THE SAVIOURS of Islam — or at least that is how the Taliban sees itself — now want Shariah to extend beyond the valley of Swat to the rest of Pakistan. No sooner had President Asif Ali Zardari consented to the Swat peace pact than an emboldened Taliban brazenly upped the ante. It will not disarm, is their latest missive.
The peace pact signified a strategic retreat by the Army, one which encouraged the ‘saviours’ to continue using religion to expand their political writ and base. Already, Sufi Mohammad — the key cleric who brokered the deal — has declared that there can be no appeal to the High Courts and the Supreme Court of Pakistan from judgements given out by Shariah courts. His argument, simply, is that Pakistan’s constitutional judicial system is ‘un-Islamic’. In other words, judicial power should be vested in the hands of qazis. Obviously, these qazis will be handpicked by Sufi Mohammad himself.
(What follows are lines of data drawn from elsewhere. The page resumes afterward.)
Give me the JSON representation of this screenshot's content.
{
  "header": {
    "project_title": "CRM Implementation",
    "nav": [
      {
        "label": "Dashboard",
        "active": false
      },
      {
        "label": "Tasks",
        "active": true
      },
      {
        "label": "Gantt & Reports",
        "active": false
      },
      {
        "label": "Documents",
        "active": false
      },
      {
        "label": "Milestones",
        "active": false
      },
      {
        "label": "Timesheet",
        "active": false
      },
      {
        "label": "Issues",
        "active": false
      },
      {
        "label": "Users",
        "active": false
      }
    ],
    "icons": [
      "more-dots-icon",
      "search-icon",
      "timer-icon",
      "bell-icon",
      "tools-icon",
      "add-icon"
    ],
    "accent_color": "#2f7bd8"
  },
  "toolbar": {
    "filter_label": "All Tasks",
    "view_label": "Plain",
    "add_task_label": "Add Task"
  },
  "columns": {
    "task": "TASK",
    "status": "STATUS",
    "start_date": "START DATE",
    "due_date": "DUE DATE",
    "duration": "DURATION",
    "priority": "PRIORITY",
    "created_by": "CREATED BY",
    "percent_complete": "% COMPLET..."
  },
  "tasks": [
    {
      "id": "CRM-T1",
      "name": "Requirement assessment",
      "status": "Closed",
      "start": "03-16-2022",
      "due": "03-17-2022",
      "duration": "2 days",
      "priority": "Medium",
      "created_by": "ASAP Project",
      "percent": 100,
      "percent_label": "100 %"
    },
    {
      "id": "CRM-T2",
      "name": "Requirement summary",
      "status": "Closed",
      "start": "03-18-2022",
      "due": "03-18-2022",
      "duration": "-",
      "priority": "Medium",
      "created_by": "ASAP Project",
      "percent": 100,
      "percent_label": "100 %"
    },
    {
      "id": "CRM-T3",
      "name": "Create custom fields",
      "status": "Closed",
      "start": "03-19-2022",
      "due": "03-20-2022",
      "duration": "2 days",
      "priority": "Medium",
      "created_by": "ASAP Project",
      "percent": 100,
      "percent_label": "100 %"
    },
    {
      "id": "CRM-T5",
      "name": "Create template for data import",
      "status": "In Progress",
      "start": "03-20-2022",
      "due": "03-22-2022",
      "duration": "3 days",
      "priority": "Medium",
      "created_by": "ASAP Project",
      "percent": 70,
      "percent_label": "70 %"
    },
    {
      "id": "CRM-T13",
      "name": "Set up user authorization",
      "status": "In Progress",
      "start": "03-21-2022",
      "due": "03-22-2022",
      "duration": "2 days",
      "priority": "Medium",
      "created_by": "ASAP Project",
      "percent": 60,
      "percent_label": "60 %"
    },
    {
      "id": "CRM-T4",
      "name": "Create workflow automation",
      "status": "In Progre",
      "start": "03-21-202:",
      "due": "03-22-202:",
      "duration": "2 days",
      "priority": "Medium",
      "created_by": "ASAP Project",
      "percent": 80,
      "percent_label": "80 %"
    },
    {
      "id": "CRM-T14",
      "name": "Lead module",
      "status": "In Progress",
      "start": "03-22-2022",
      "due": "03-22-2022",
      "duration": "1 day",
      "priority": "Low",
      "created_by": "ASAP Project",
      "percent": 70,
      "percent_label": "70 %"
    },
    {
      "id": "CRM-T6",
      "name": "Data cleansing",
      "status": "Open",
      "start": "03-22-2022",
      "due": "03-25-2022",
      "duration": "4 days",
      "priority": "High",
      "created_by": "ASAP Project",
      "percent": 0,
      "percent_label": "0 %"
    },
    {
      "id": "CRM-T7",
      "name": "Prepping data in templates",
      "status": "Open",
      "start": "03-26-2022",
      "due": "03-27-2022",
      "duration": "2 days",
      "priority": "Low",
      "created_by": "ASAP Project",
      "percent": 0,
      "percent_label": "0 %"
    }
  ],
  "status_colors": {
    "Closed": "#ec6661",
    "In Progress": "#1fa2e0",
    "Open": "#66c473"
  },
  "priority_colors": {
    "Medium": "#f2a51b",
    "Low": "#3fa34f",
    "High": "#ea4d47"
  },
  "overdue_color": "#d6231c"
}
But the problem is not only about what the Taliban are capable of. The bigger problem is that Zardari has spent the last one year consolidating himself and not his beleaguered country. The peace pact was signed after nearly four lakh Swatis fled the Valley. After the Army said it could not fight its own people, and after terrified policemen advertised in newspapers proclaiming that they had resigned from the force. Zardari, in fact, is not alarmed that the Taliban has openly expressed its expansionist intent and has not only called for Shariah to be enforced throughout Pakistan but is slowly making its way towards Islamabad.
It is clear that the Taliban has little intention of keeping its end of the bargain: to end all terror activities, lay down arms and enable the local government to regain administrative control. On the contrary, Sufi Mohammad is now asserting that the Talibs accused of murder and extortion cannot be brought to book. This clearly indicates that the Taliban are only using the peace pact to gain greater power for themselves.
This steady encroachment towards Islamabad is also causing grave concern in Delhi’s political and intelligence circles. Intelligence agencies are now reporting that batches of Talibs are making their way across the border into Kashmir. What should worry them is the fact that scores of Talibs are intimately familiar with Kashmir, having been there to fight for the Harkat-ul-Ansar and the Harkat-ul- Mujahideen in the early and mid-90s, when the insurgency was at its peak.
The Talibs are intimately familiar with Kashmir and its insurgency. I can testify to this
can testify to this. While in Kabul in September 1996, when the Taliban were flush with victory after they had conquered the capital, I met any number of Talibs in Kabul and near the Panjsher Valley who gave graphic details of their battles against Indian security forces in Kashmir. Many were particularly keen to secure the release of their commander, Nasarullah Langriyal. Langriyal travelled from Afghanistan to Kashmir where he was arrested in 1993 for an attack on the Border Security Force.
As the meeting with the Talibs comes back in vivid detail, what stands out is what they told me back then — that they had only returned to Afghanistan to support the Taliban’s final push into Kabul, which they capped with the brutal hanging of then President Najibullah.
Flush with their victory in Swat, the Taliban will no doubt turn their attention to Kashmir once again. It is an integral part of their expansionist intent.